§ **Task details**: Please write back every entry exactly, character for character.
_ _ _ _
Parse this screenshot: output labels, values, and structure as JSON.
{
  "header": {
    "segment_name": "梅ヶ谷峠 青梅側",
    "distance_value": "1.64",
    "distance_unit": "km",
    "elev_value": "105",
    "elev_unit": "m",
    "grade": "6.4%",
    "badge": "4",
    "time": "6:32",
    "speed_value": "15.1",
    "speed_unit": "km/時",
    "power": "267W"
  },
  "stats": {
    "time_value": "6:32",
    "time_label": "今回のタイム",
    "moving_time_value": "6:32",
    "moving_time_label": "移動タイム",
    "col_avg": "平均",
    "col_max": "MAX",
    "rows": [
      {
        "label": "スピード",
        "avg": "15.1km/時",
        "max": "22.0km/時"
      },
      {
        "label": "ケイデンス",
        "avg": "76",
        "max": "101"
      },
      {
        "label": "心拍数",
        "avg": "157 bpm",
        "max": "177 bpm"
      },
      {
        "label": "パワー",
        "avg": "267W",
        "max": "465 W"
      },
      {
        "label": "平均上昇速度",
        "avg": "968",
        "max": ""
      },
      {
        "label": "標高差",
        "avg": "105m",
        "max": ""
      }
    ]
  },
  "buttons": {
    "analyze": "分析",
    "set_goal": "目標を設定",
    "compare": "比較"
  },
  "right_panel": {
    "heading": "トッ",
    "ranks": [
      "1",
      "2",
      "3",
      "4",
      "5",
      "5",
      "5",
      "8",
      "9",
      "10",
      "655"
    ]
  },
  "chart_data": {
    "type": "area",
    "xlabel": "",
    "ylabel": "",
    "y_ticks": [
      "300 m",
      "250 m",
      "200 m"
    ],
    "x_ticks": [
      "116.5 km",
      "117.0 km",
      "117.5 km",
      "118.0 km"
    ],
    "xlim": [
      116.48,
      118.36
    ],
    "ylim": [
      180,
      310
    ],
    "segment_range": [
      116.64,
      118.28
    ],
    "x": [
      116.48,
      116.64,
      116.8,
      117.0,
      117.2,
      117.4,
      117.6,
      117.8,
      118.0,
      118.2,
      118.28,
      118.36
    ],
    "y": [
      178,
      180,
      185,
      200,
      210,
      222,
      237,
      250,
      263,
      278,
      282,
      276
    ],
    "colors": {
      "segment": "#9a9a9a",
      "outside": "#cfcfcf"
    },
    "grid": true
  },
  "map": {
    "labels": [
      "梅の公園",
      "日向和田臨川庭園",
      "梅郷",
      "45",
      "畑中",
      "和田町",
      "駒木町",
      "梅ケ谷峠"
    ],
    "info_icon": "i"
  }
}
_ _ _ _
§ **Expected answer**:
Parse this screenshot: output labels, values, and structure as JSON.
{
  "header": {
    "segment_name": "梅ヶ谷峠 青梅側",
    "distance_value": "1.64",
    "distance_unit": "km",
    "elev_value": "105",
    "elev_unit": "m",
    "grade": "6.4%",
    "badge": "4",
    "time": "6:32",
    "speed_value": "15.1",
    "speed_unit": "km/時",
    "power": "267W"
  },
  "stats": {
    "time_value": "6:32",
    "time_label": "今回のタイム",
    "moving_time_value": "6:32",
    "moving_time_label": "移動タイム",
    "col_avg": "平均",
    "col_max": "MAX",
    "rows": [
      {
        "label": "スピード",
        "avg": "15.1km/時",
        "max": "22.0km/時"
      },
      {
        "label": "ケイデンス",
        "avg": "76",
        "max": "101"
      },
      {
        "label": "心拍数",
        "avg": "157 bpm",
        "max": "177 bpm"
      },
      {
        "label": "パワー",
        "avg": "267W",
        "max": "465 W"
      },
      {
        "label": "平均上昇速度",
        "avg": "968",
        "max": ""
      },
      {
        "label": "標高差",
        "avg": "105m",
        "max": ""
      }
    ]
  },
  "buttons": {
    "analyze": "分析",
    "set_goal": "目標を設定",
    "compare": "比較"
  },
  "right_panel": {
    "heading": "トッ",
    "ranks": [
      "1",
      "2",
      "3",
      "4",
      "5",
      "5",
      "5",
      "8",
      "9",
      "10",
      "655"
    ]
  },
  "chart_data": {
    "type": "area",
    "xlabel": "",
    "ylabel": "",
    "y_ticks": [
      "300 m",
      "250 m",
      "200 m"
    ],
    "x_ticks": [
      "116.5 km",
      "117.0 km",
      "117.5 km",
      "118.0 km"
    ],
    "xlim": [
      116.48,
      118.36
    ],
    "ylim": [
      180,
      310
    ],
    "segment_range": [
      116.64,
      118.28
    ],
    "x": [
      116.48,
      116.64,
      116.8,
      117.0,
      117.2,
      117.4,
      117.6,
      117.8,
      118.0,
      118.2,
      118.28,
      118.36
    ],
    "y": [
      178,
      180,
      185,
      200,
      210,
      222,
      237,
      250,
      263,
      278,
      282,
      276
    ],
    "colors": {
      "segment": "#9a9a9a",
      "outside": "#cfcfcf"
    },
    "grid": true
  },
  "map": {
    "labels": [
      "梅の公園",
      "日向和田臨川庭園",
      "梅郷",
      "45",
      "畑中",
      "和田町",
      "駒木町",
      "梅ケ谷峠"
    ],
    "info_icon": "i"
  }
}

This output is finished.